 In the inductive case, a sensing-mount might have a flat plate opposed to a coiled trace.
 In the Hall-effect case, a sensing-mount might have a magnet opposed to a Hall-effect sensor.
 In the optical case, a sensing-mount might have a mirrored surface opposed to a light source for detecting changes in distance, or color, or opacity.
 In the thermal sensing case, a sensing-mount could have a thermocouple probe.
 In an embodiment, a floating sensor pad is a pre-manufactured sub-assembly, a flexible template or modular mounting pad that integrates a precisely placed array of sensing-mounts. The array of sensing-mounts can be customized and configured as most appropriate for the industrial design of each host device.
 The present invention uses Z-axis changes to locate a touch. Accordingly, Z-axis changes may be used to interpret one-touch pressure-gestures as user commands. A pressure-gesture consists of a pressure touch of "notably heavy" Z-pressure chained to an immediately following gesture movement. Such single-touch gestures are enabled by employing the Z-vector reading as an additional (third) user input, and thereby enabling command gestures with any touch means, finger, glove or stylus, etc.
 One-touch pressure-gestures are shown in FIG. 6A-6C, without limitation, as a heavy pressure touch 632 followed immediately by a circular gesture 652, which chained gesture indicates a user command to zoom the screen element so touched. The command may be user-designated, within user software, to zoom-in or zoom-out by either circular direction, clockwise or counter-clockwise.
 Another command pressure-gesture is a heavy pressure touch 632 followed immediately by an arcing gesture 682, which chained gesture indicates a user command to rotate the screen element so touched. The rotate command re-orients the touched screen element by 90 degrees.
 Embodiments also permit multi-touch pressure-gestures as user commands, consisting of a pressure-touch immediately followed by a related pressure-touch, such dual-touch gestures being enabled by employing the immediately chained third-axis (Z-vector) readings of user input.
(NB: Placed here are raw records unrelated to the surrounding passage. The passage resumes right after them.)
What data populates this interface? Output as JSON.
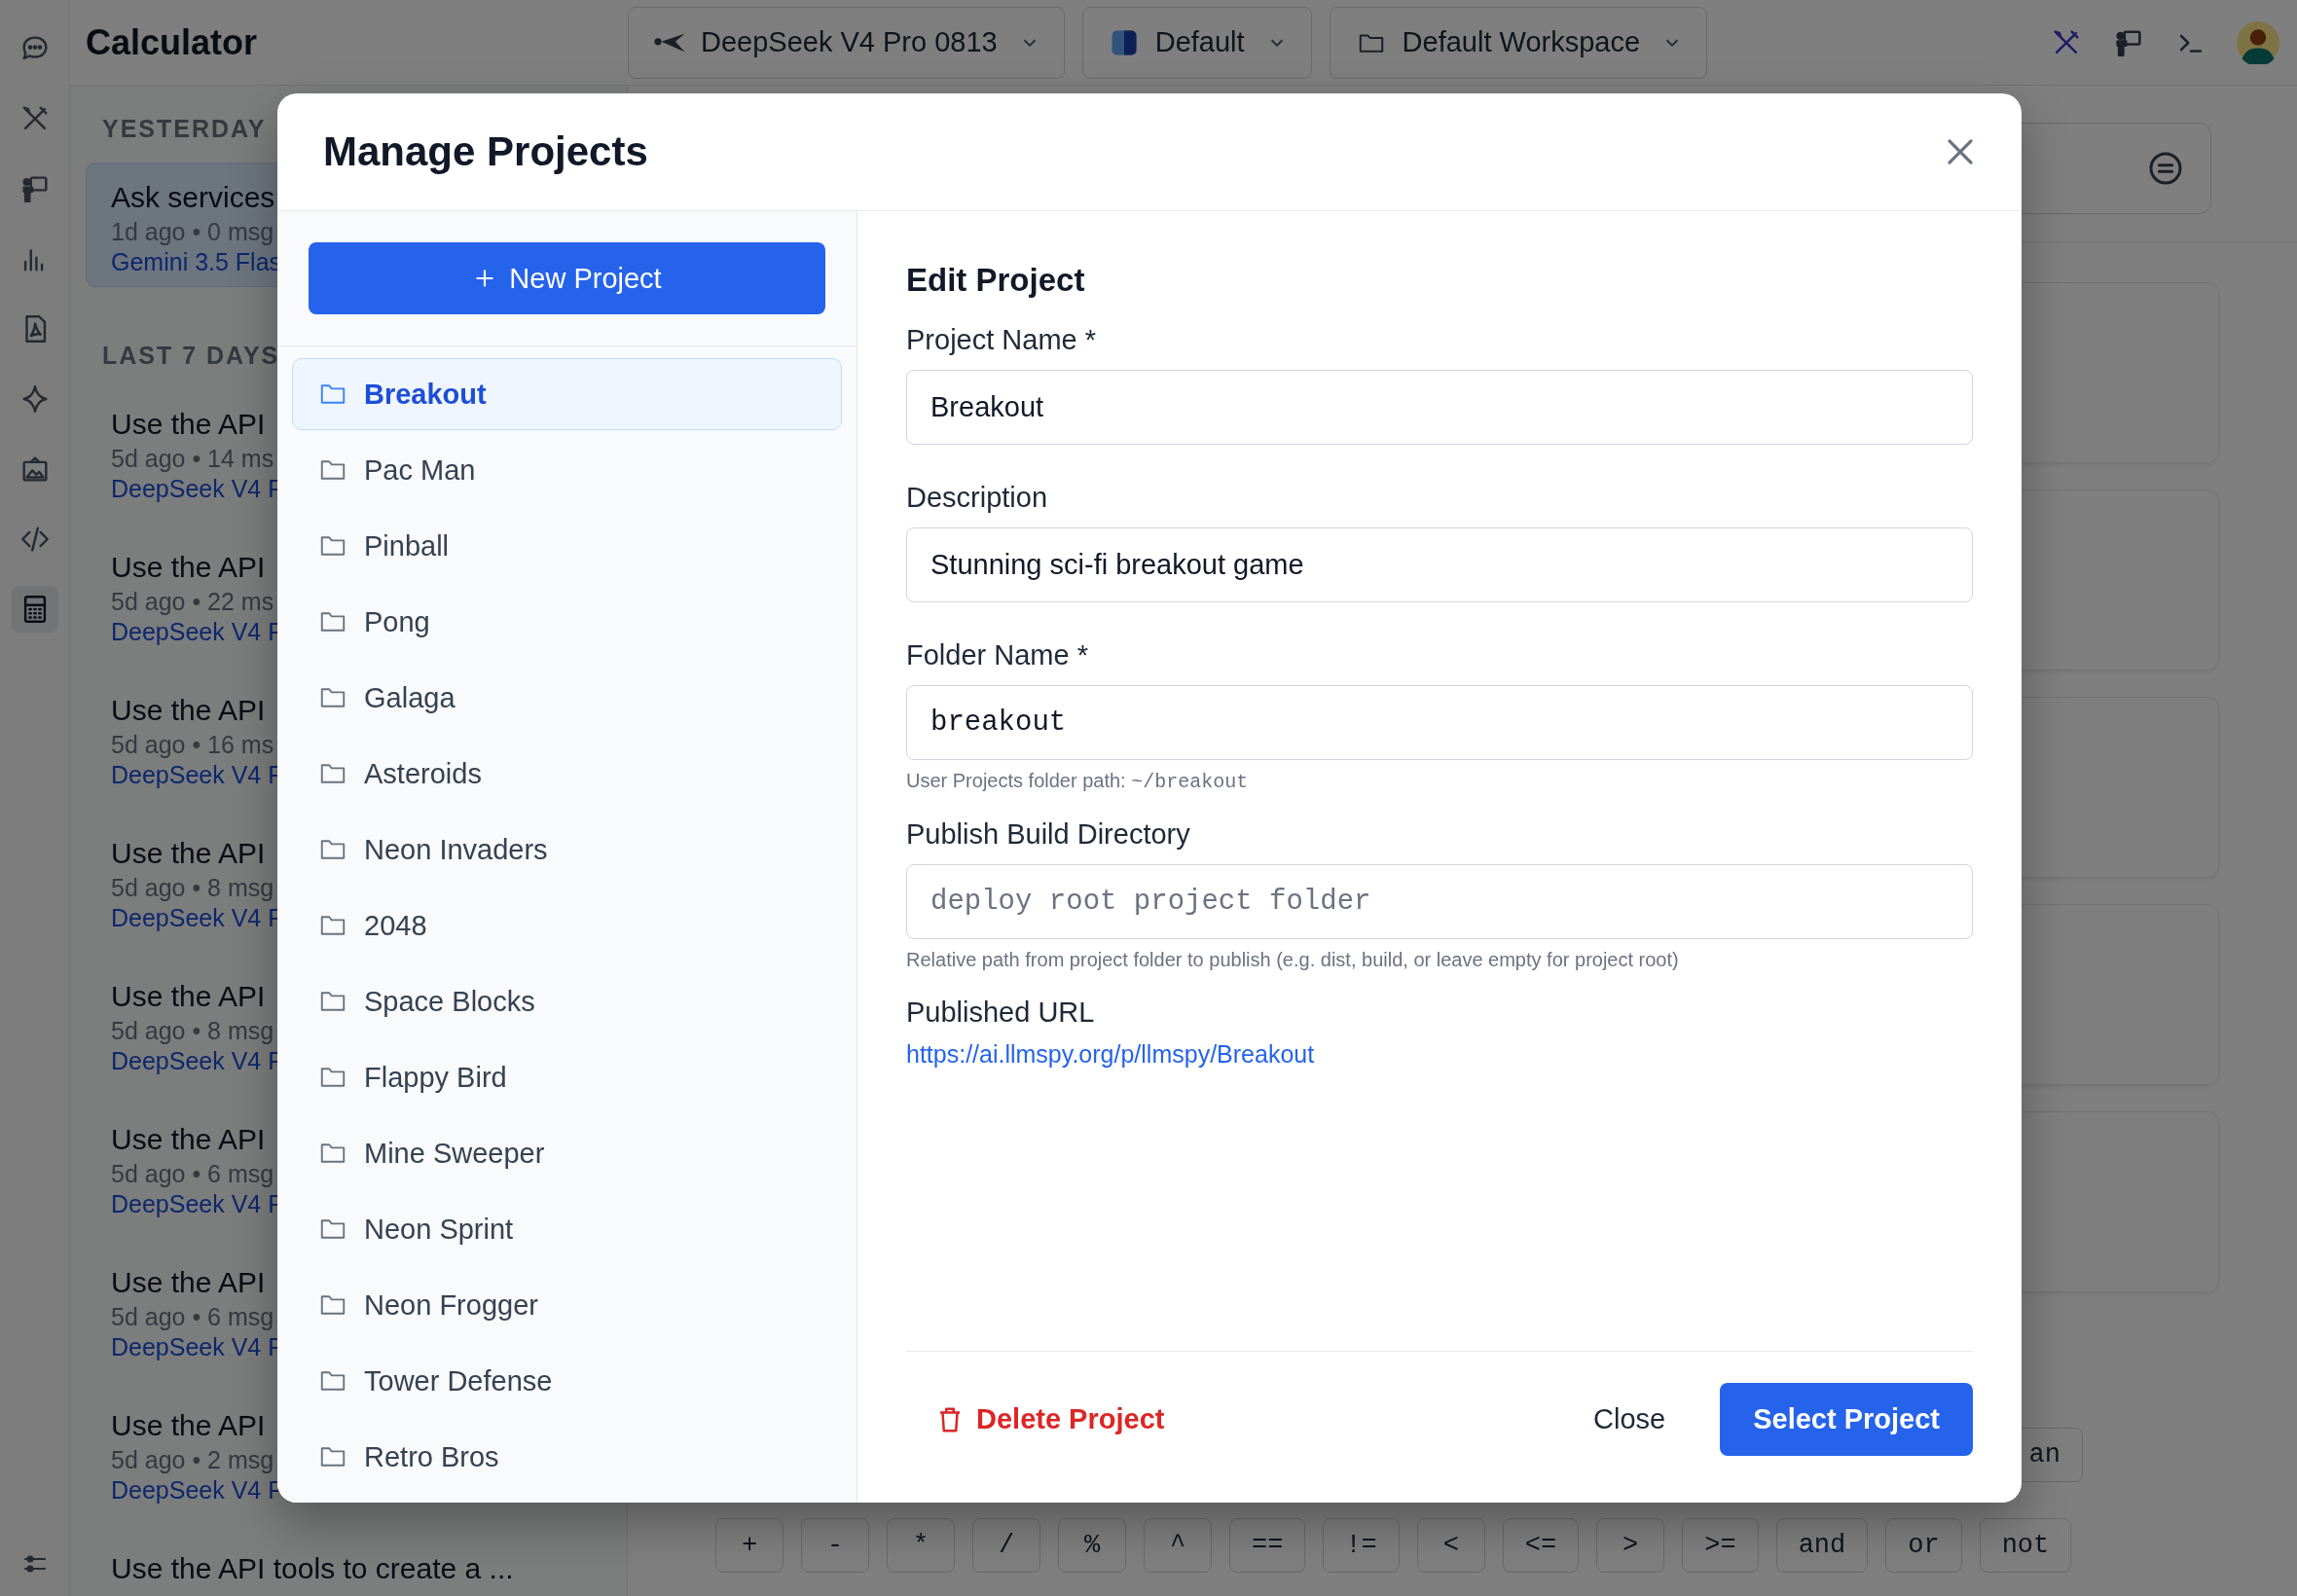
{
  "app": {
    "title": "Calculator"
  },
  "toolbar": {
    "model": "DeepSeek V4 Pro 0813",
    "profile": "Default",
    "workspace": "Default Workspace"
  },
  "rail": [
    {
      "kind": "chat",
      "selected": false
    },
    {
      "kind": "tools",
      "selected": false
    },
    {
      "kind": "presenter",
      "selected": false
    },
    {
      "kind": "chart",
      "selected": false
    },
    {
      "kind": "pdf",
      "selected": false
    },
    {
      "kind": "sparkle",
      "selected": false
    },
    {
      "kind": "image",
      "selected": false
    },
    {
      "kind": "code",
      "selected": false
    },
    {
      "kind": "calculator",
      "selected": true
    }
  ],
  "history": [
    {
      "heading": "YESTERDAY",
      "items": [
        {
          "title": "Ask services",
          "meta": "1d ago • 0 msg",
          "model": "Gemini 3.5 Flas",
          "selected": true
        }
      ]
    },
    {
      "heading": "LAST 7 DAYS",
      "items": [
        {
          "title": "Use the API",
          "meta": "5d ago • 14 ms",
          "model": "DeepSeek V4 F",
          "selected": false
        },
        {
          "title": "Use the API",
          "meta": "5d ago • 22 ms",
          "model": "DeepSeek V4 F",
          "selected": false
        },
        {
          "title": "Use the API",
          "meta": "5d ago • 16 ms",
          "model": "DeepSeek V4 F",
          "selected": false
        },
        {
          "title": "Use the API",
          "meta": "5d ago • 8 msg",
          "model": "DeepSeek V4 F",
          "selected": false
        },
        {
          "title": "Use the API",
          "meta": "5d ago • 8 msg",
          "model": "DeepSeek V4 F",
          "selected": false
        },
        {
          "title": "Use the API",
          "meta": "5d ago • 6 msg",
          "model": "DeepSeek V4 F",
          "selected": false
        },
        {
          "title": "Use the API",
          "meta": "5d ago • 6 msg",
          "model": "DeepSeek V4 F",
          "selected": false
        },
        {
          "title": "Use the API",
          "meta": "5d ago • 2 msg",
          "model": "DeepSeek V4 F",
          "selected": false
        },
        {
          "title": "Use the API tools to create a ...",
          "selected": false
        }
      ]
    }
  ],
  "partial_key": "an",
  "operators": [
    "+",
    "-",
    "*",
    "/",
    "%",
    "^",
    "==",
    "!=",
    "<",
    "<=",
    ">",
    ">=",
    "and",
    "or",
    "not"
  ],
  "modal": {
    "title": "Manage Projects",
    "new_project_button": "New Project",
    "projects": [
      {
        "name": "Breakout",
        "selected": true
      },
      {
        "name": "Pac Man",
        "selected": false
      },
      {
        "name": "Pinball",
        "selected": false
      },
      {
        "name": "Pong",
        "selected": false
      },
      {
        "name": "Galaga",
        "selected": false
      },
      {
        "name": "Asteroids",
        "selected": false
      },
      {
        "name": "Neon Invaders",
        "selected": false
      },
      {
        "name": "2048",
        "selected": false
      },
      {
        "name": "Space Blocks",
        "selected": false
      },
      {
        "name": "Flappy Bird",
        "selected": false
      },
      {
        "name": "Mine Sweeper",
        "selected": false
      },
      {
        "name": "Neon Sprint",
        "selected": false
      },
      {
        "name": "Neon Frogger",
        "selected": false
      },
      {
        "name": "Tower Defense",
        "selected": false
      },
      {
        "name": "Retro Bros",
        "selected": false
      }
    ],
    "form": {
      "heading": "Edit Project",
      "fields": [
        {
          "label": "Project Name *",
          "value": "Breakout",
          "mono": false
        },
        {
          "label": "Description",
          "value": "Stunning sci-fi breakout game",
          "mono": false
        },
        {
          "label": "Folder Name *",
          "value": "breakout",
          "mono": true,
          "hint": "User Projects folder path: ",
          "hint_path": "~/breakout"
        },
        {
          "label": "Publish Build Directory",
          "placeholder": "deploy root project folder",
          "mono": true,
          "hint": "Relative path from project folder to publish (e.g. dist, build, or leave empty for project root)"
        }
      ],
      "url_label": "Published URL",
      "url": "https://ai.llmspy.org/p/llmspy/Breakout"
    },
    "delete_button": "Delete Project",
    "close_button": "Close",
    "select_button": "Select Project"
  }
}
As an example without limitation, heavy pressure by alternating thumbs, one of each hand, can be interpreted in software as a user-designated command.
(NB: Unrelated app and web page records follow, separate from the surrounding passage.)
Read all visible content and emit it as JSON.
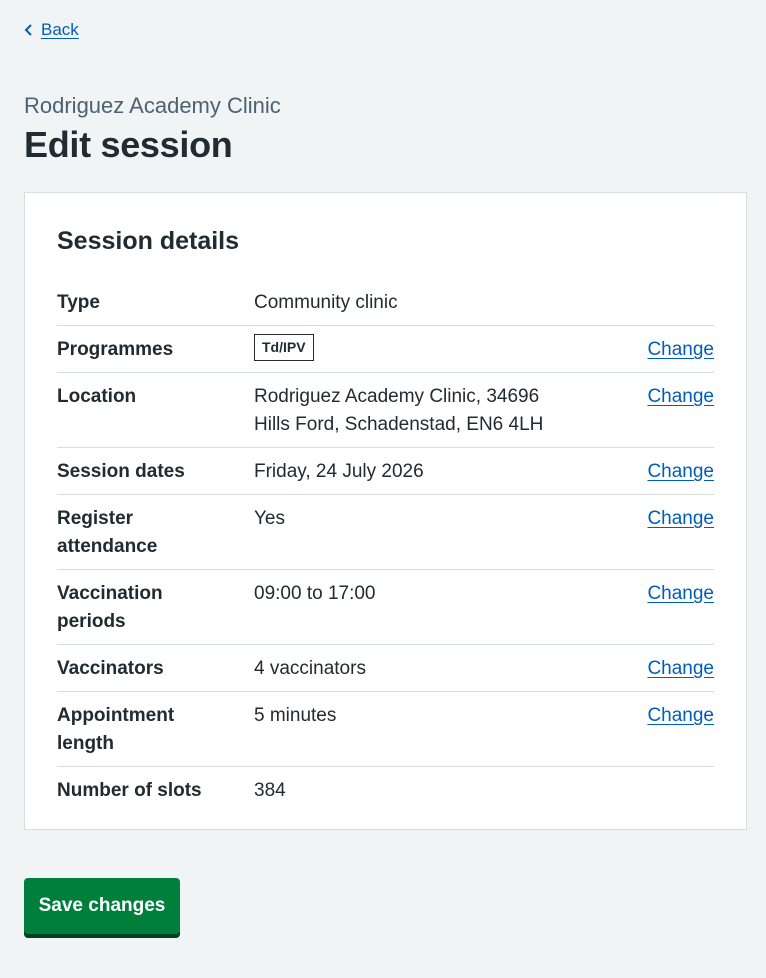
{
  "back": {
    "label": "Back",
    "icon": "chevron-left-icon"
  },
  "header": {
    "caption": "Rodriguez Academy Clinic",
    "title": "Edit session"
  },
  "card": {
    "heading": "Session details",
    "rows": [
      {
        "key": "Type",
        "value": "Community clinic",
        "action": ""
      },
      {
        "key": "Programmes",
        "tag": "Td/IPV",
        "action": "Change"
      },
      {
        "key": "Location",
        "value_line1": "Rodriguez Academy Clinic, 34696",
        "value_line2": "Hills Ford, Schadenstad, EN6 4LH",
        "action": "Change"
      },
      {
        "key": "Session dates",
        "value": "Friday, 24 July 2026",
        "action": "Change"
      },
      {
        "key_line1": "Register",
        "key_line2": "attendance",
        "value": "Yes",
        "action": "Change"
      },
      {
        "key_line1": "Vaccination",
        "key_line2": "periods",
        "value": "09:00 to 17:00",
        "action": "Change"
      },
      {
        "key": "Vaccinators",
        "value": "4 vaccinators",
        "action": "Change"
      },
      {
        "key_line1": "Appointment",
        "key_line2": "length",
        "value": "5 minutes",
        "action": "Change"
      },
      {
        "key": "Number of slots",
        "value": "384",
        "action": ""
      }
    ]
  },
  "save_button": {
    "label": "Save changes"
  },
  "colors": {
    "background": "#f0f4f5",
    "link": "#005eb8",
    "button": "#007f3b",
    "button_shadow": "#00401e",
    "text": "#212b32",
    "caption": "#4c6272"
  }
}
 The locating system comprises a microcontroller and firmware within, for example, the host device 402 of FIG. 4, to interpret readings from the sensing-mount system. In one embodiment, voltage changes are continuously detected and transmitted to the locating system, and then digitized and analyzed to locate the position of each touch. Alternate sensing technologies may deliver alternate change-metrics, without limitation, and still be employed in the sensing-mount system. The calculated touch position is ultimately reported to the host system. A well-known algorithm for locating a touch in a force-based touch system was described in U.S. Pat. No. 4,389,711, and is widely used within the field.
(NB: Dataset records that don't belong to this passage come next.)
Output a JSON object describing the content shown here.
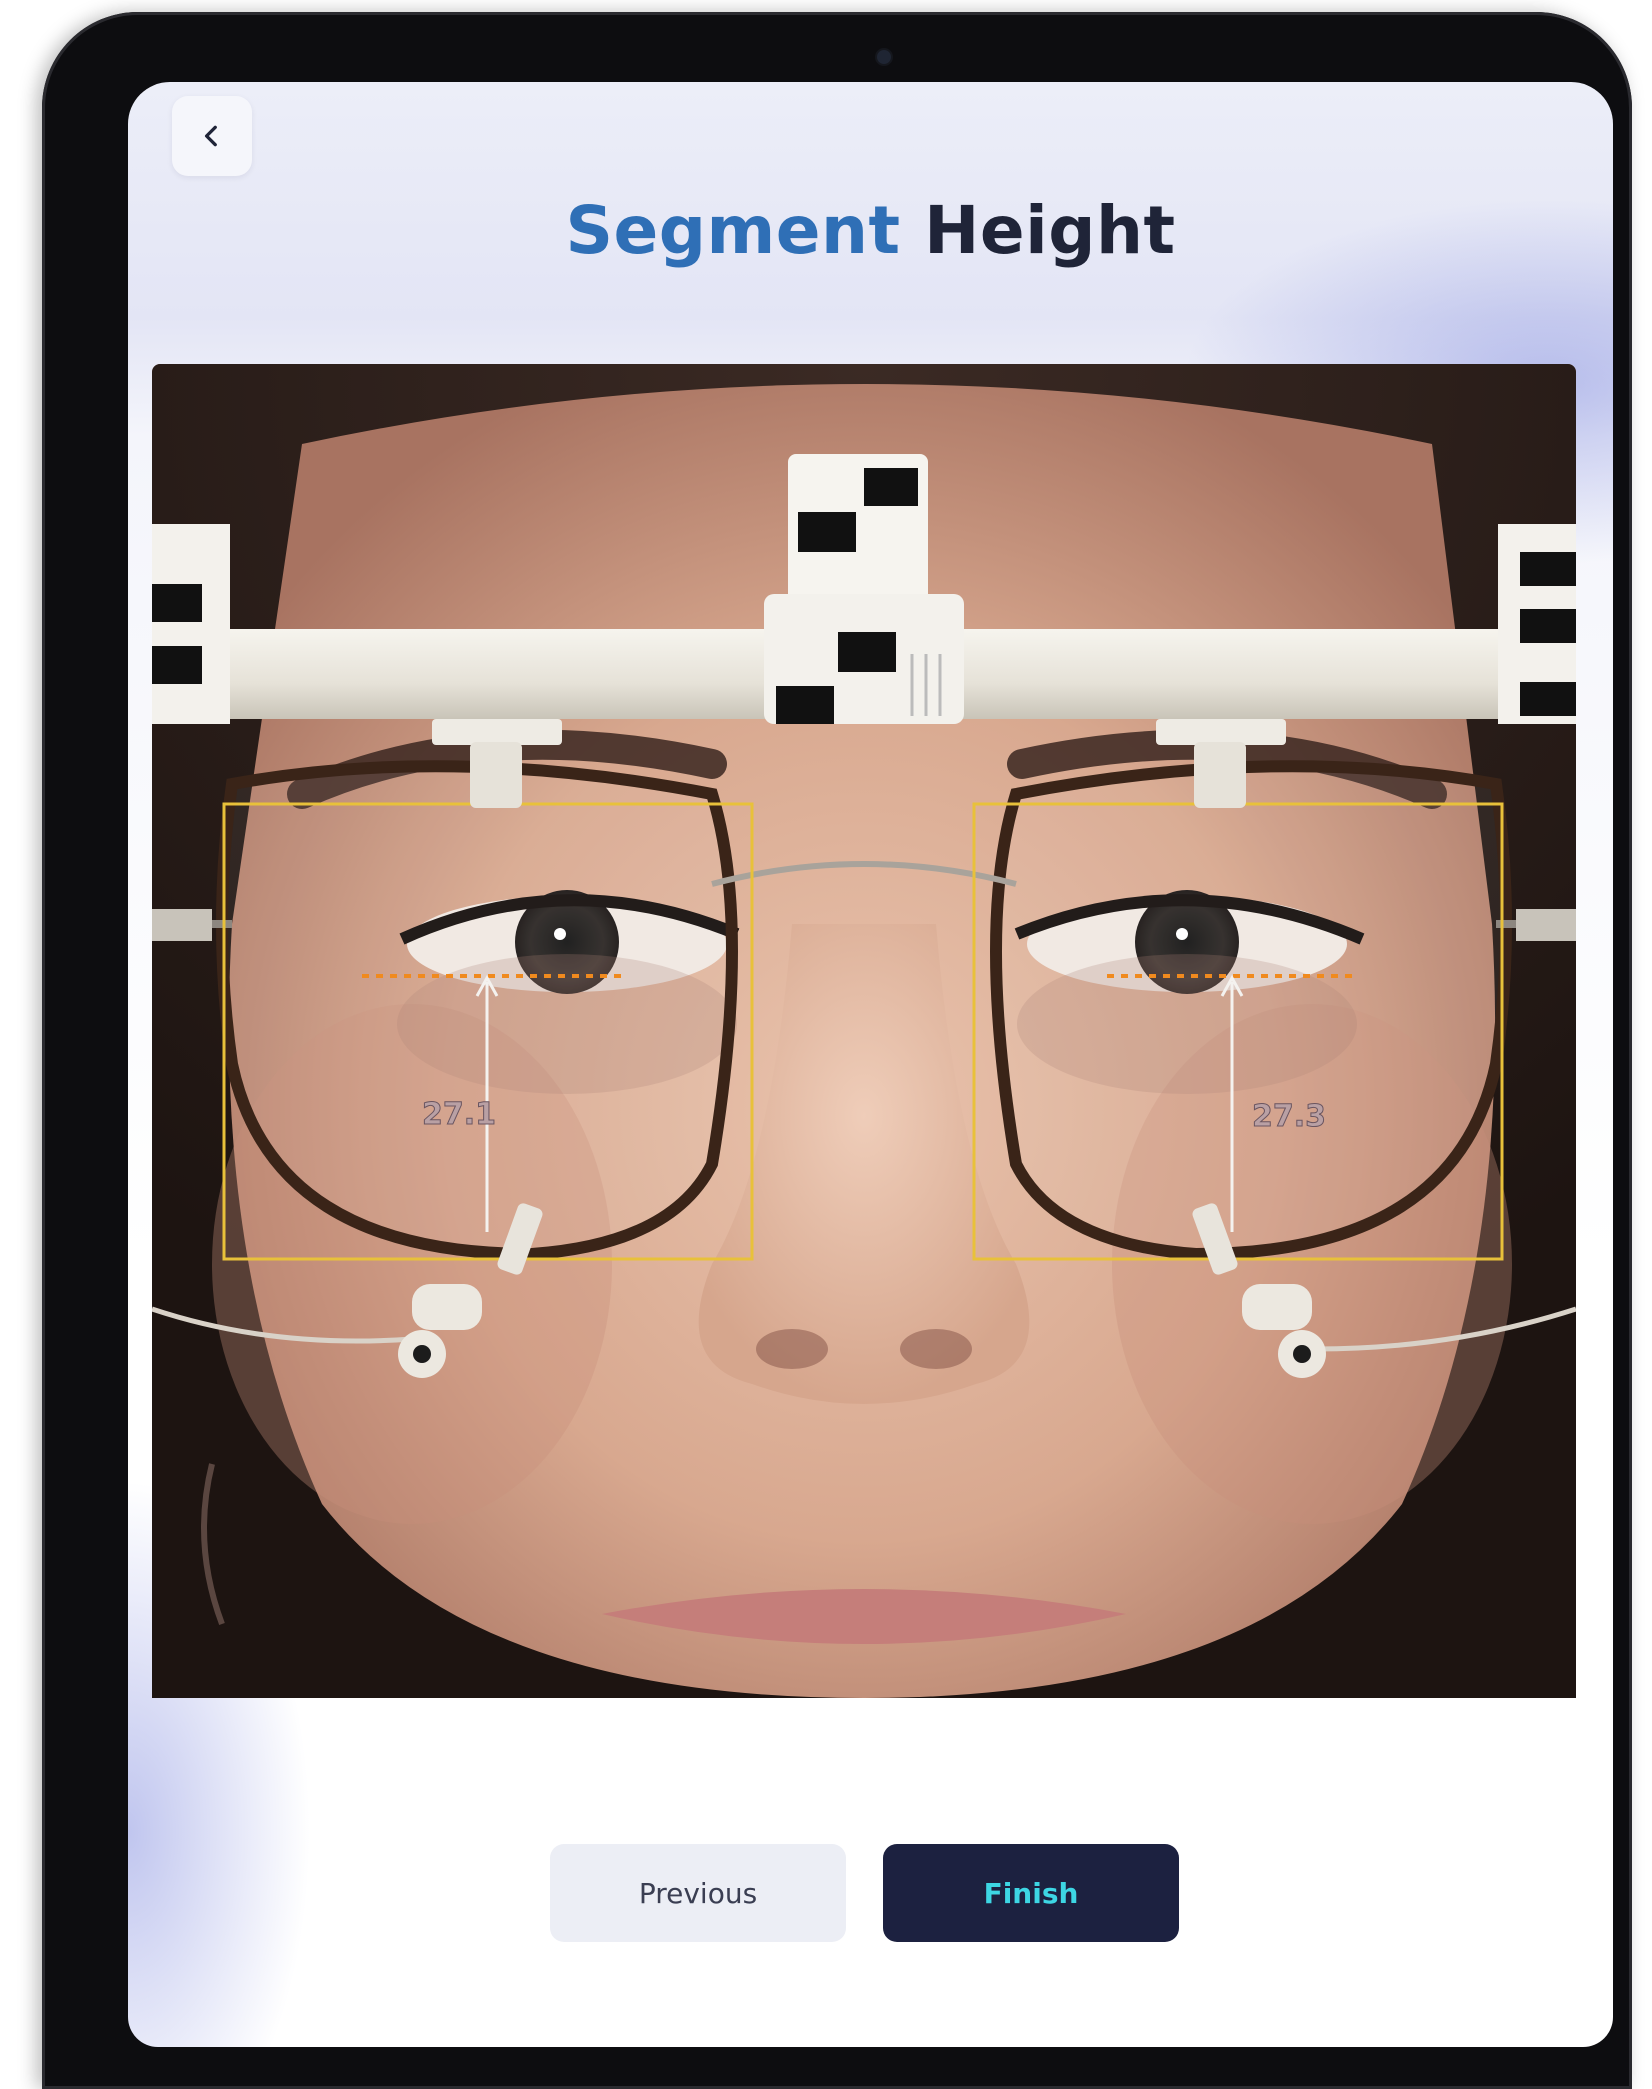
{
  "header": {
    "back_icon": "chevron-left-icon",
    "title_accent": "Segment",
    "title_rest": "Height"
  },
  "capture": {
    "left_eye_segment_height": "27.1",
    "right_eye_segment_height": "27.3"
  },
  "actions": {
    "previous_label": "Previous",
    "finish_label": "Finish"
  },
  "colors": {
    "title_accent": "#2f6fb6",
    "title_text": "#1f2438",
    "finish_bg": "#1c2140",
    "finish_text": "#3dd6e4",
    "previous_bg": "#eceef5",
    "frame_box": "#e8c13a",
    "pupil_line": "#f08a1e"
  }
}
 Reference throughout this specification to "one embodiment" or "an embodiment" means that a particular feature, structure or characteristic described in connection with the embodiment is included in at least one embodiment of the present invention. Thus, appearances of the phrases "in one embodiment" or "in an embodiment" in various places throughout this specification are not necessarily all referring to the same embodiment. Furthermore, the particular features, structures or characteristics may be combined in any suitable manner, as would be apparent to one of ordinary skill in the art from this disclosure, in one or more embodiments.
 Thus, while there has been described what is believed to be among preferred embodiments of the invention, those skilled in the art will recognize that other and further modifications may be made thereto without departing from the spirit of the invention, and it is intended to claim all such changes and modifications as fall within the scope of the invention.
Patent applications by Krystyna Maliniak, San Francisco, CA US
Patent applications in class Touch panel
Patent applications in all subclasses Touch panel